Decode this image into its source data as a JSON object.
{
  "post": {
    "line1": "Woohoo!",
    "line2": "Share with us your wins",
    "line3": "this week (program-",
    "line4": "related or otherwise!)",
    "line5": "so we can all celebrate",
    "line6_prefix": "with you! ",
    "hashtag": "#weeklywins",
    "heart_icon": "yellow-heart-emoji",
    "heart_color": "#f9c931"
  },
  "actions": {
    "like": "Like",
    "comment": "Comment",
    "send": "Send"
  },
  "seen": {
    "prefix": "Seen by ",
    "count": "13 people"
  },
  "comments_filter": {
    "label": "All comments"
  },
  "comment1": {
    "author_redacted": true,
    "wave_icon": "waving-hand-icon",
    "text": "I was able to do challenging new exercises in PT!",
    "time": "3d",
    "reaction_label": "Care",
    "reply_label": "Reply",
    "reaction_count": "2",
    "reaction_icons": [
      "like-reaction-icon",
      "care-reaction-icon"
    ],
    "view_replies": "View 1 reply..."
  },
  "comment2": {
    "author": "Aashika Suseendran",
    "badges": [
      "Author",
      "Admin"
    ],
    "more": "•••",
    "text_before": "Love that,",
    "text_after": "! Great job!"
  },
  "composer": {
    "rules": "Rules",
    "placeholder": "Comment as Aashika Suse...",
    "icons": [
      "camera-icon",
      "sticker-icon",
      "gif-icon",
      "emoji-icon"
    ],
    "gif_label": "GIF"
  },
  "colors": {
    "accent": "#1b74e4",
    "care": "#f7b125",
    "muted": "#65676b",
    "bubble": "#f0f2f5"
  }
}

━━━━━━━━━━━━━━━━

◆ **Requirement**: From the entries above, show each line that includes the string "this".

◆ **Task result**:
Decode this image into its source data as a JSON object.
    "line3": "this week (program-",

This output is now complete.